## SOURCE DATA

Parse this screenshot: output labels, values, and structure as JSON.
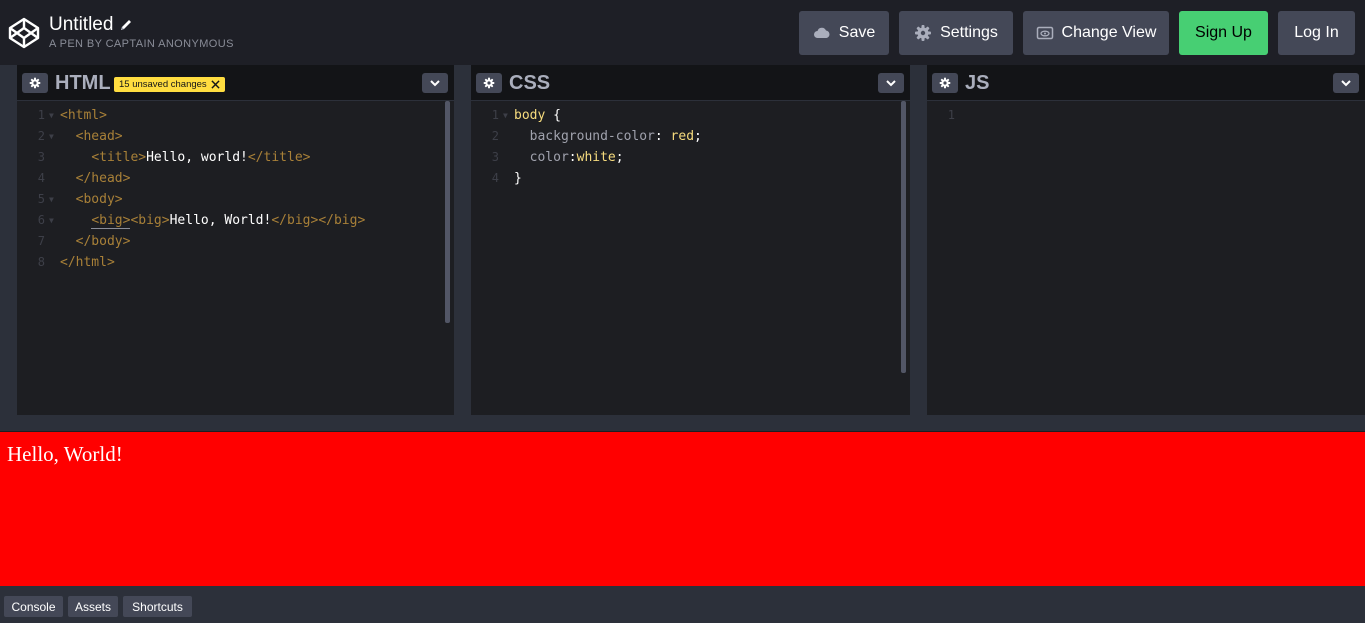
{
  "header": {
    "title": "Untitled",
    "subtitle": "A PEN BY CAPTAIN ANONYMOUS",
    "buttons": {
      "save": "Save",
      "settings": "Settings",
      "change_view": "Change View",
      "sign_up": "Sign Up",
      "log_in": "Log In"
    },
    "icons": [
      "codepen-logo-icon",
      "pencil-icon",
      "cloud-icon",
      "gear-icon",
      "eye-icon"
    ]
  },
  "editors": {
    "html": {
      "title": "HTML",
      "badge": "15 unsaved changes",
      "lines": [
        {
          "n": "1",
          "fold": true
        },
        {
          "n": "2",
          "fold": true
        },
        {
          "n": "3",
          "fold": false
        },
        {
          "n": "4",
          "fold": false
        },
        {
          "n": "5",
          "fold": true
        },
        {
          "n": "6",
          "fold": true
        },
        {
          "n": "7",
          "fold": false
        },
        {
          "n": "8",
          "fold": false
        }
      ],
      "code": {
        "l1_open": "<html>",
        "l2_open": "<head>",
        "l3_open": "<title>",
        "l3_text": "Hello, world!",
        "l3_close": "</title>",
        "l4_close": "</head>",
        "l5_open": "<body>",
        "l6_open1": "<big>",
        "l6_open2": "<big>",
        "l6_text": "Hello, World!",
        "l6_close1": "</big>",
        "l6_close2": "</big>",
        "l7_close": "</body>",
        "l8_close": "</html>"
      }
    },
    "css": {
      "title": "CSS",
      "lines": [
        {
          "n": "1",
          "fold": true
        },
        {
          "n": "2",
          "fold": false
        },
        {
          "n": "3",
          "fold": false
        },
        {
          "n": "4",
          "fold": false
        }
      ],
      "code": {
        "selector": "body",
        "open_brace": " {",
        "prop1": "background-color",
        "val1": " red",
        "prop2": "color",
        "val2": "white",
        "close_brace": "}"
      }
    },
    "js": {
      "title": "JS",
      "lines": [
        {
          "n": "1",
          "fold": false
        }
      ]
    }
  },
  "preview": {
    "text": "Hello, World!",
    "background": "#ff0000",
    "color": "#ffffff"
  },
  "footer": {
    "console": "Console",
    "assets": "Assets",
    "shortcuts": "Shortcuts"
  },
  "colors": {
    "accent_green": "#47cf73",
    "badge_yellow": "#ffdd40",
    "button_gray": "#444857"
  }
}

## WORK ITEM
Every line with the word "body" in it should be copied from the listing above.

## FINAL ANSWER
        "l5_open": "<body>",
        "l7_close": "</body>",
        "selector": "body",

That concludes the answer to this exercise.